The matter did not end there. A day or two later, a spokesman of the Congress responded: "The Prime Minister is very keen to use English abbreviations and he used SCAM to attack his political rivals. We will tell you what SCAM means in Hindi - it is satta bhogi, kapti dhongi
Amit Shah Modi."
Then, the UP Chief Minister, Akhilesh Yadav of the Samajwadi Party, produced his own version. "A stands for Amit Shah and M for (Prime Minister) Modi. SCAM stands for Save the Country from Amit Shah and Modi". Finally, not to be outdone, his alliance partner in the UP election, the aforementioned Vice-President of the Indian National Congress, Rahul Gandhi, produced yet another reading of SCAM. The word, he suggested, consisted of a set of virtues that did not quite fit the character of the PM. This was because, Mr. Gandhi maintained, the acronym was to be understood as follows: "S means Service for the poor. C means Courage. A means Ability. M means Modesty."
So now - voila! - the new acronym SCAM had come full circle to mean the noble opposite of that bad old word "scam." That disconcerting reversal of meaning that we'd witnessed in the raincoat metaphor, in short, confronts us here as well. Or, as the witches in Shakespeare's Macbeth
once perspicaciously said: "fair is foul and foul is fair" under certain political conditions.
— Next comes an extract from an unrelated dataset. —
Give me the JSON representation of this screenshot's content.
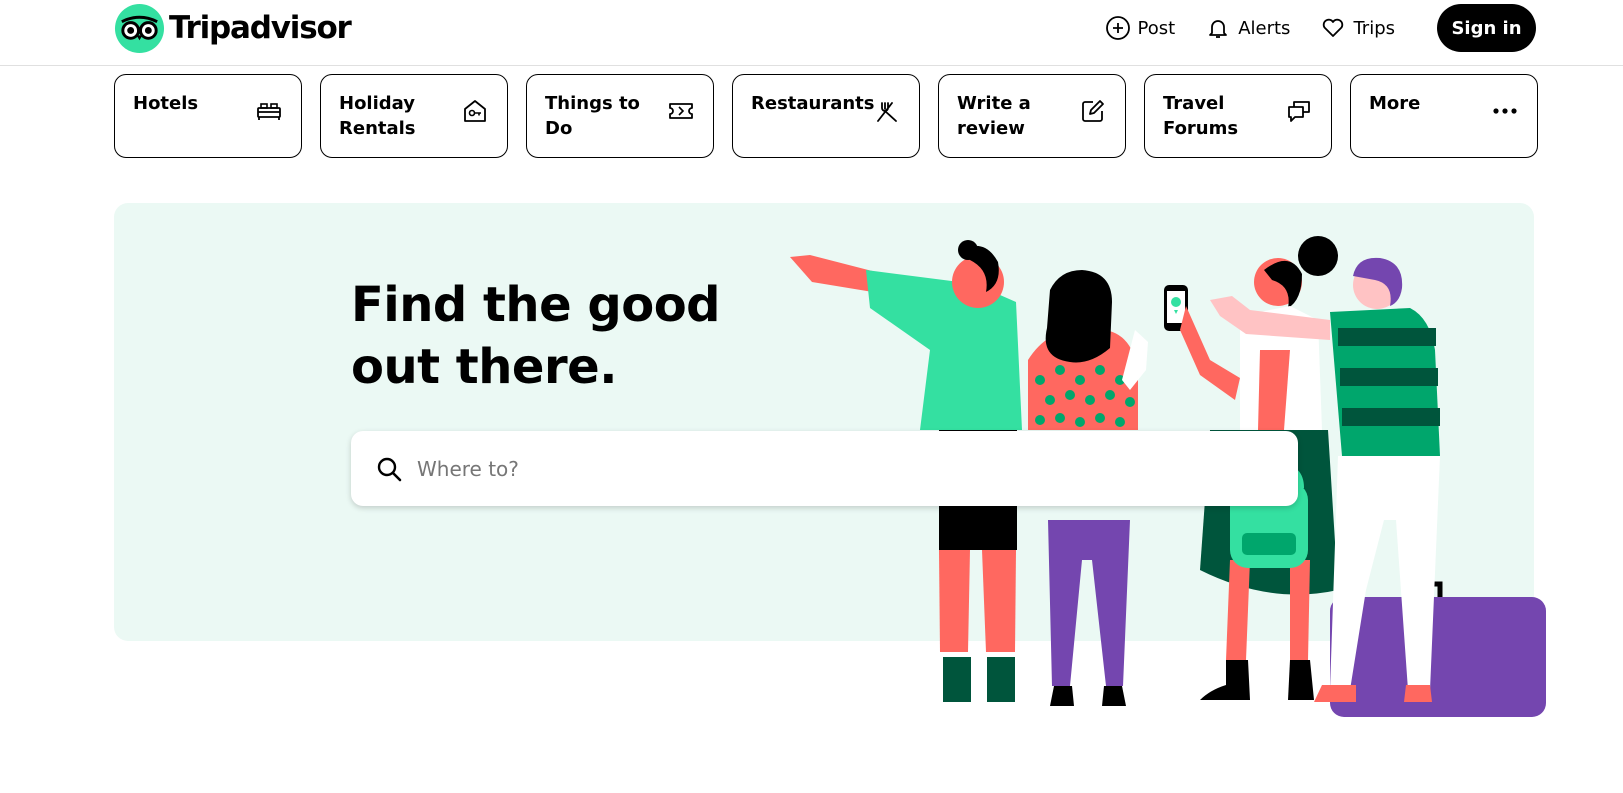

Most interesting about all this scamming, though, is the special use made of the English acronym. Acronyms are overwhelmingly a "global" 20th century set of word formations that jam together several semantic concepts. For example, the UNHCR (indicating the office of the United Nations High Commissioner for Refugees) differs from the UNHRC (the United Nations Human Rights Commission) by a single letter - but decoding all this is tough. An acronym is by its nature intriguingly ambiguous, opaque. Like a raincoat, so to speak, it envelops and shields. At the same time, it "covers up".
Let it be also admitted right away that we Indians seem to just love acronyms. From the unpronounceable but worthy MNREGA to the fearsome CBI, we are singularly dedicated to these word conglomerates. The Indian landscape is littered with place-names like NOIDA and OKHLA; an IIT is distinguished from an IIIT by one letter and both from the NIIT by one consonant; NDTV is NDTV - but how often do we care to decode these walls of letters? They are mostly comforting mysteries that stand for solid institutions, places or concepts. The acronym SCAM is not of this company.
The word play on SCAM in the UP context is unusual because it designates actual people in a rapidly changing political context - Akhilesh, Mayawati, Modi, Shah. It is what is known as a "contrived acronym" - made for a particular purpose, a special moment in history. However, at least one journalist has convincingly argued that SCAM has now entered the "political syntax" of the UP elections. In that sense, the media has already immortalized it. SCAM, as a shape-shifting acronym, is here to stay in Indian political crosstalk. But will it serve us well as a talisman against corruption?(Critical theorist and writer Rukmini Bhaya Nair is a professor at IIT Delhi. She is the author of several academic books and is one of India's best known contemporary poets.)Disclaimer: The opinions expressed within this article are the personal opinions of the author. The facts and opinions appearing in the article do not reflect the views of NDTV and NDTV does not assume any responsibility or liability for the same.